[Slate] Motley Fool moves shares of Celera.

Adam Rifkin -4K (adam@XeNT.ics.uci.edu)
Wed, 29 Dec 1999 23:45:10 -0800 (PST)

I laughed when someone put a price target of a thousand on CommerceOne
last week. I cried when someone put a price target of a thousand on
Qualcomm today. But the Motley Fool making Celera Genomics double in a
week? Mercy, I call mercy!!! Make it stop!!!


> When the Motley Fool Speaks, (Some) People Listen
> by James Surowiecki
> Posted Tuesday, Dec 28, 1999, at 3:48pm
> The Internet has become such a central part of both the U.S. economy and
> the American cultural landscape that it's easy to imagine that a real
> convergence between the offline and online worlds has happened,
> particularly when it comes to the media world. But the truth seems to be
> that for a lot of the offline press, and for much of Wall Street, what
> happens on the Internet is still either something of a mystery or,
> almost by definition, too sketchy to take seriously.
> Take the case of Celera Genomics, a biotech company that offers
> information from its genetic databases to drug makers. Since the close
> of trading on Dec. 16, Celera's share price has risen from 76 to 160, or
> better than 100 percent. The company's trading volume has skyrocketed as
> well. Just 110,000 shares traded on the 16th, while 1.69 million changed
> hands on the 17th, and the stock has had volume of a million shares or
> better every day since then. (Well, technically, on the 23rd only
> 997,000 shares traded, but that's pretty close to a million.) The stock
> leapt 11 points on the 17th, 15 points on the 20th, and 23 points on the
> 21st, fell back a little on the 22nd, and then bounced further ahead on
> the next two days.
> Even by the standards of this wacky momentum-driven market, that's an
> impressive and really surprising move, and it did not go unnoticed by
> either the New York Stock Exchange or, eventually, by the financial
> press. On Dec. 20, for instance, the NYSE asked Celera itself whether it
> knew of any reason for the sudden spike in its stock, and the company
> said, sensibly enough, that it did not comment on its stock price. Three
> days later, the NYSE had to declare an order imbalance at the open
> because there were too many buy orders and not enough sell orders on the
> books. And Bloomberg and Reuters both ran pieces on Celera's ascent.
> The odd thing, though, is that no one has actually reported what
> happened.
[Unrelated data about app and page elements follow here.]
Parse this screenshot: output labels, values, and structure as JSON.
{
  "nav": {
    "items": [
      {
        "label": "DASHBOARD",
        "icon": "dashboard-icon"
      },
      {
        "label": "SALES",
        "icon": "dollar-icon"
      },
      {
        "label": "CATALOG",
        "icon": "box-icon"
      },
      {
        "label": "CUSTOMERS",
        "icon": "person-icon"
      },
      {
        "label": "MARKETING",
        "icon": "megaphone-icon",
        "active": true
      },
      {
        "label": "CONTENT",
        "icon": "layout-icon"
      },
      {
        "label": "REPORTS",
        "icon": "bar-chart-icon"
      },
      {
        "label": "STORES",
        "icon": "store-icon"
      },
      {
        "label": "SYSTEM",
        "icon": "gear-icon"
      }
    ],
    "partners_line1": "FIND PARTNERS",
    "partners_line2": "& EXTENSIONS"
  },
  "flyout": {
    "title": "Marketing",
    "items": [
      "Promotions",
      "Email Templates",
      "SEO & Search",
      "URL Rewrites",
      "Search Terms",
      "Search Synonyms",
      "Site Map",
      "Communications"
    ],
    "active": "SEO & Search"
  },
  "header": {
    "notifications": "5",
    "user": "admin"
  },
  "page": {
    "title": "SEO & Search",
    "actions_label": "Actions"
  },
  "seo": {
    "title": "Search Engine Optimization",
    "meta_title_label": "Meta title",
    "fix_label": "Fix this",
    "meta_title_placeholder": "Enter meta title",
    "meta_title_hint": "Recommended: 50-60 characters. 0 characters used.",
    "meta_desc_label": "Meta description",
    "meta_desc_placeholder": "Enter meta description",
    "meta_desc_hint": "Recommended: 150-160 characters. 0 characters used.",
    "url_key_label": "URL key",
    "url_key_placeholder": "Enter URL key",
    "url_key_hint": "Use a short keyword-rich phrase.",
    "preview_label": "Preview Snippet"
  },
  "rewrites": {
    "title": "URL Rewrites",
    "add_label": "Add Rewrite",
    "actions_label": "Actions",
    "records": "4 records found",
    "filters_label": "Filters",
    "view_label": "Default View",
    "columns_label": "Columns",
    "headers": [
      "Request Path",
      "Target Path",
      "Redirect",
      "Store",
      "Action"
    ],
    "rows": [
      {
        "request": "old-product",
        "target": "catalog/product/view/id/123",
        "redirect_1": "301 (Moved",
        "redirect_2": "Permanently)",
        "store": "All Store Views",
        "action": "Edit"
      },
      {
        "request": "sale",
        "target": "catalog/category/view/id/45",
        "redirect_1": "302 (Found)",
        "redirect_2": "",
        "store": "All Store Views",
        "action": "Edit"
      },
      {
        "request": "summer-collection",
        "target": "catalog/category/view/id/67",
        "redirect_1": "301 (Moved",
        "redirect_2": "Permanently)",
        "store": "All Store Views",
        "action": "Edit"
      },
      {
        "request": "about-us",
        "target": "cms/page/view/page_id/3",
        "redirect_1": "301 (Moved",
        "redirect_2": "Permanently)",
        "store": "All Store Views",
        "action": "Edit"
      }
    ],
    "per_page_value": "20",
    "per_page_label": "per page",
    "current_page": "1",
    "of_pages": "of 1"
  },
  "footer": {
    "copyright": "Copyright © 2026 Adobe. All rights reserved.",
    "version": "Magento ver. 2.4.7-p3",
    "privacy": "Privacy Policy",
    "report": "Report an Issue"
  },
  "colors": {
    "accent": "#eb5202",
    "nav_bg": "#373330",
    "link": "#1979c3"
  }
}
Bloomberg, for instance, blithely attributed the run-up to
> "increased enthusiasm for genetic information companies and for
> incorporating genomic research into drug development." As for why that
> enthusiasm suddenly hit investors with such force, and why it was so
> focused on Celera, all Bloomberg could offer was an article that
> appeared in the New York Times on Dec. 20, which included a one-line
> reference to Celera. Bloomberg quoted an analyst with Banc Boston
> Robertson Stephens who confidently said, "The New York Times article
> would be the trigger today." Reuters, meanwhile, came to the story
> yesterday, including Celera in a broader piece about a boom in biotech
> stocks, a boom that, weirdly enough, it suggested began about 10 days
> ago, on the 17th.
> What everyone appears to have missed is that on the evening of Dec.
> 16, The Motley Fool, an online investment community with more than 2
> million unique visitors a month (and my former employer), announced that
> it would be adding Celera to its "Rule-Breaker Portfolio" in the next
> five days. (The Fools announce all their buys in advance of actually
> making the purchase in order not to front-run the stock.) The very next
> day, Friday, volume in Celera was 15 times higher than it had been on
> Thursday, and the stock's dramatic rise was under way. It's probably
> true that all the stock's rise can't be attributed to the Fool's
> influence, especially since Celera did announce an important acquisition
> on Dec. 23. But it's also true that many more investors are now paying
> attention to Celera than were before the Rule-Breaker buy, and that now
> includes lots of people who have never even visited the Fool site.
> Whether you think this is a good thing or a bad thing probably depends
> on what you think of the Internet's impact on financial markets. I think
> a good argument can be made that in this case, what you're looking at is
> not a speculative bubble but rather an example of potentially valuable
> information--not the Rule-Breaker Portfolio's decision to buy, but its
> explanation of why it was buying--being disseminated to a much wider
> audience than would once have had access to it. But the really
> interesting thing is the almost complete obliviousness of the offline
> media to what actually happened, and the forced nature of their
> explanations for Celera's rise. You didn't even to have to work hard to
> find out about the addition of Celera to the portfolio, since the Fool
> put out a news release announcing it. Call it willful blindness, then.
> Apparently the Net still has a ways to go before the offline press can
> really take it seriously.


And we're gonna party like it's nineteen ninety ni... hold up, it is!
-- Will Smith, "Will2K"